- Let them pour drinks with a smaller jug and water the plants, providing a sponge nearby so they can simply wipe up any spills.
- Take the role of guide and teach by example, demonstrating and modelling rather than dictating or criticising.
- Gradually develop their skills in activities such as laundry, cooking and shopping, giving them greater responsibility as they grow.
3. Encourage grace and courtesy
Children are learning all the time and home is the perfect place to practice grace and courtesy – which is one of the key Montessori principles. Demonstrating the desired behaviour in any situation and avoiding criticising mistakes will protect your child’s deep sense of personal dignity. Show them how to cover their mouth when they cough, to catch sneezes in a tissue or to wait rather than interrupt so they are ready for next time. Model behaviour as you go about your day and talk about why you are doing things from holding a door open for others to table manners.
4. Build concentration and a love of learning through play

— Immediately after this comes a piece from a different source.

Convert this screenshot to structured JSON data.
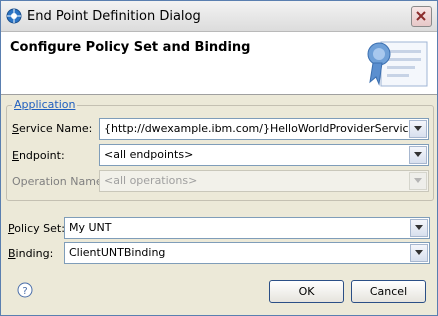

Provide toys and materials that appeal to your child’s own interests and provide the right level of challenge for them. Well-designed toys will teach new skills and build your child’s ability to concentrate as they learn through play.

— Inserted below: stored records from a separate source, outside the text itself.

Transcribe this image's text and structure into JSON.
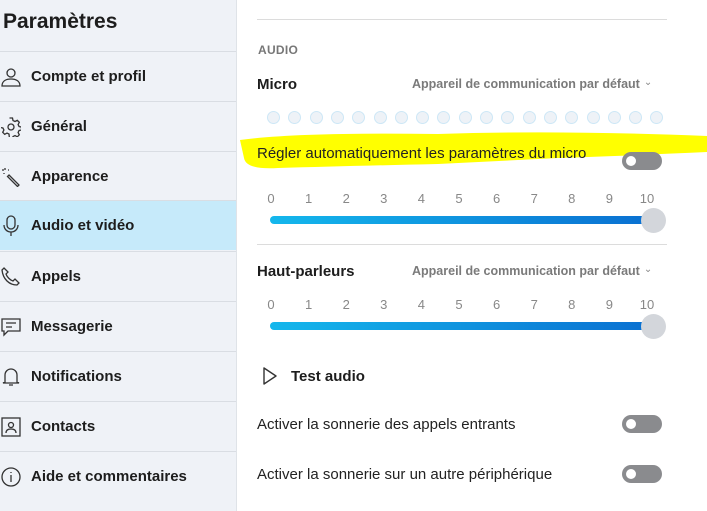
{
  "sidebar": {
    "title": "Paramètres",
    "selected": "Audio et vidéo",
    "items": [
      {
        "label": "Compte et profil",
        "icon": "person-icon"
      },
      {
        "label": "Général",
        "icon": "gear-icon"
      },
      {
        "label": "Apparence",
        "icon": "magic-wand-icon"
      },
      {
        "label": "Audio et vidéo",
        "icon": "microphone-icon"
      },
      {
        "label": "Appels",
        "icon": "phone-icon"
      },
      {
        "label": "Messagerie",
        "icon": "chat-icon"
      },
      {
        "label": "Notifications",
        "icon": "bell-icon"
      },
      {
        "label": "Contacts",
        "icon": "contact-card-icon"
      },
      {
        "label": "Aide et commentaires",
        "icon": "info-icon"
      }
    ]
  },
  "audio": {
    "section": "AUDIO",
    "micro": {
      "label": "Micro",
      "device": "Appareil de communication par défaut",
      "level_dots": 19,
      "level_active": 0
    },
    "auto_adjust": {
      "label": "Régler automatiquement les paramètres du micro",
      "on": false,
      "highlight_color": "#ffff00"
    },
    "micro_volume": {
      "ticks": [
        "0",
        "1",
        "2",
        "3",
        "4",
        "5",
        "6",
        "7",
        "8",
        "9",
        "10"
      ],
      "value": 10
    },
    "speakers": {
      "label": "Haut-parleurs",
      "device": "Appareil de communication par défaut"
    },
    "speaker_volume": {
      "ticks": [
        "0",
        "1",
        "2",
        "3",
        "4",
        "5",
        "6",
        "7",
        "8",
        "9",
        "10"
      ],
      "value": 10
    },
    "test_audio": "Test audio",
    "ring_incoming": {
      "label": "Activer la sonnerie des appels entrants",
      "on": false
    },
    "ring_other": {
      "label": "Activer la sonnerie sur un autre périphérique",
      "on": false
    }
  },
  "colors": {
    "accent_start": "#14b7ec",
    "accent_end": "#0a6fd1",
    "selected_bg": "#c6eafa",
    "toggle_off": "#8a8b8e"
  }
}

- Provide natural and traditional wooden toys that offer long lasting play value and help children to learn to treasure and take care of their toys.
- Select puzzles that challenge and stretch your child at the right level, developing their critical thinking and problem-solving skills.
- Include materials that offer self-correcting opportunities, such as the correct pattern underneath, so children can build their understanding and ability to learn independently.
- Offer sorting activities that keep children’s attention and develop their fine motor skills.
- Follow the child, offering a choice of activities led by their own interests, such as dinosaur-related puzzles or vehicle-related play.
- Supply materials that make learning visual and hands-on for greater understanding such as an abacus and sandpaper letters.
- Add some carefully designed classic Montessori materials like the cylinder blocks which teach visual discrimination, critical thinking, problem-solving and develop fine motor skills all at the same time in absorbing, independent activities.
- Try not to intervene or interrupt your child’s concentration. Give them time and space to work through materials and solve problems for themselves.
- Provide plenty of books and create a cosy quiet corner especially for reading.
Teia Education also has a range of books on Montessori parenting and education to help with Montessori in the home.
I hope some of these ideas help with incorporating the Montessori philosophy into your home. Patience is key, giving children time to explore, make mistakes and learn for themselves at their own pace. Wishing you happiness and harmony in your home!
Sarah Varley is a freelance writer and mother of two from England. Sarah embraced the Montessori method for her children’s early education and is a huge fan of open-ended play with beautiful toys that last for generations. As a former Librarian, there will always be a special place in her heart for books, sorting and organising! Find out more at Letterpress Content.